++++ SUPPLIED RECORDS ++++
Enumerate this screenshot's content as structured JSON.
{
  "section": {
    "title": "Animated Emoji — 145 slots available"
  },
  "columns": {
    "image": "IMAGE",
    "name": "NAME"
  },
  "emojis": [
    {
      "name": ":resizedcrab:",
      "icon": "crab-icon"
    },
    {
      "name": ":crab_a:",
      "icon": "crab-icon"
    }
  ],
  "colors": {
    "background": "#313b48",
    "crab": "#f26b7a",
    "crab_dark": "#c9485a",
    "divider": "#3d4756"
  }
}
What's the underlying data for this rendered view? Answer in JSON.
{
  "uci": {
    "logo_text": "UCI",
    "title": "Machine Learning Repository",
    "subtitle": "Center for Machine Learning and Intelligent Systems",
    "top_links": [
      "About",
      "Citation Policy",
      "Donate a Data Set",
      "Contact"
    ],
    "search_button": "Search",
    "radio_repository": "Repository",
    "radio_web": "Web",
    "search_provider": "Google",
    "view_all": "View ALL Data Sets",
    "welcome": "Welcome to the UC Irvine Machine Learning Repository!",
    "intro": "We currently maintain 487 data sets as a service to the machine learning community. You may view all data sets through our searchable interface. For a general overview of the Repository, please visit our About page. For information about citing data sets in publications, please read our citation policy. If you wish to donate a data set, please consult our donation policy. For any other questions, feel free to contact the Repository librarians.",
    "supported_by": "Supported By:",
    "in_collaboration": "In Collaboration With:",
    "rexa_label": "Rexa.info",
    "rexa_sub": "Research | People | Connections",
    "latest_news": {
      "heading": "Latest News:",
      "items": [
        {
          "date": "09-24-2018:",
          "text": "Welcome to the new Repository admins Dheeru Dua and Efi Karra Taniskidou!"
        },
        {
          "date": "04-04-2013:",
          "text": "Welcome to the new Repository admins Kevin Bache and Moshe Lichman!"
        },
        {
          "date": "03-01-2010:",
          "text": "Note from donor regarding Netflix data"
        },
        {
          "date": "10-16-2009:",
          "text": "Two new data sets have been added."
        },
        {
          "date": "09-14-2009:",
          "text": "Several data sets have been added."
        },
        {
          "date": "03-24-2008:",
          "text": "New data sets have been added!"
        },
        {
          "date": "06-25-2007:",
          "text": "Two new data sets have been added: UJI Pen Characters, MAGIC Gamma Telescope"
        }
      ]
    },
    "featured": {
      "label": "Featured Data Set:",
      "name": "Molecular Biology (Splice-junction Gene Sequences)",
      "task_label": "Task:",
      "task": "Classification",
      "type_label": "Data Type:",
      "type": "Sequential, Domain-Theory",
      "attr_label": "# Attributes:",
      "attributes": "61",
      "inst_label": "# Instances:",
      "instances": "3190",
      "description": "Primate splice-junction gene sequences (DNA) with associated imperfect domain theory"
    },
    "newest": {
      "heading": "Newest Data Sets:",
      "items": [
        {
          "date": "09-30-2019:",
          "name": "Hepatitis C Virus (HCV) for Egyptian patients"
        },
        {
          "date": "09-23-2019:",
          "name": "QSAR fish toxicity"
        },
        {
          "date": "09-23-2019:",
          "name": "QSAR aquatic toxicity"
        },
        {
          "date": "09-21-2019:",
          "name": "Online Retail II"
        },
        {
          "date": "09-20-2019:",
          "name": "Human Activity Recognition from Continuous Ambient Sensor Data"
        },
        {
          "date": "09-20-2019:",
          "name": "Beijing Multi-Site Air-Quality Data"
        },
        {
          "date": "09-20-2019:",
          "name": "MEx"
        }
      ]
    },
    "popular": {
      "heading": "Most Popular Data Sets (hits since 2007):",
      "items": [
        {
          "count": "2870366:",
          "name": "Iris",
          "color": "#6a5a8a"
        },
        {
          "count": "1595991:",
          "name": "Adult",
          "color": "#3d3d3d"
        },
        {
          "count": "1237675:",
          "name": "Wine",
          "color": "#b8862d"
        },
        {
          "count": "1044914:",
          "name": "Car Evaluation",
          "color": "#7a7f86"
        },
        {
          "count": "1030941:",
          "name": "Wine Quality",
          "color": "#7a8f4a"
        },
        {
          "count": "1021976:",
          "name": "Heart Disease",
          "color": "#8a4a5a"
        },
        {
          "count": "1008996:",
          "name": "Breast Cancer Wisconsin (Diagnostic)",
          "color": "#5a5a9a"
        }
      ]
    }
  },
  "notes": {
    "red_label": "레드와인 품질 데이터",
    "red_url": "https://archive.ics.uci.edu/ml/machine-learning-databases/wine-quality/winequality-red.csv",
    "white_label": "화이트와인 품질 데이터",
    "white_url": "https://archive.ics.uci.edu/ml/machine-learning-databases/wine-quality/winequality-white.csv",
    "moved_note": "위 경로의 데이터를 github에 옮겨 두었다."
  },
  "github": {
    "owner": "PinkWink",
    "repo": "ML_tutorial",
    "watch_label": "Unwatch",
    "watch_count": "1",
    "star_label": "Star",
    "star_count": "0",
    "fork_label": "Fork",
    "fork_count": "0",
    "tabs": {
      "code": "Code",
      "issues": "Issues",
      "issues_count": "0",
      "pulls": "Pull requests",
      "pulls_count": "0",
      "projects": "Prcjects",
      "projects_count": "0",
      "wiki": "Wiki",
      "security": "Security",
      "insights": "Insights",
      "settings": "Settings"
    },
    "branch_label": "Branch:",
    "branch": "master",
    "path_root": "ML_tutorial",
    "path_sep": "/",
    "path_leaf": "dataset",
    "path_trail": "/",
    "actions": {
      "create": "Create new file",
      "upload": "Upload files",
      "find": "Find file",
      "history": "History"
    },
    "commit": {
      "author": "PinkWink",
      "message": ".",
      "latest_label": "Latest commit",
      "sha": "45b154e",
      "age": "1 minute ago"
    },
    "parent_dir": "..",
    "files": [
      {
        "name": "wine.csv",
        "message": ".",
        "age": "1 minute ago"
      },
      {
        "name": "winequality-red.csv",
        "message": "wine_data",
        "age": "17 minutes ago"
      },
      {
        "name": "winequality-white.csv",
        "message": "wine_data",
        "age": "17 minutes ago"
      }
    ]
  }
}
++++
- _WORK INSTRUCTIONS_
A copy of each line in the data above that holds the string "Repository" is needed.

- _EXERCISE RESPONSE_
    "title": "Machine Learning Repository",
    "radio_repository": "Repository",
    "welcome": "Welcome to the UC Irvine Machine Learning Repository!",
    "intro": "We currently maintain 487 data sets as a service to the machine learning community. You may view all data sets through our searchable interface. For a general overview of the Repository, please visit our About page. For information about citing data sets in publications, please read our citation policy. If you wish to donate a data set, please consult our donation policy. For any other questions, feel free to contact the Repository librarians.",
          "text": "Welcome to the new Repository admins Dheeru Dua and Efi Karra Taniskidou!"
          "text": "Welcome to the new Repository admins Kevin Bache and Moshe Lichman!"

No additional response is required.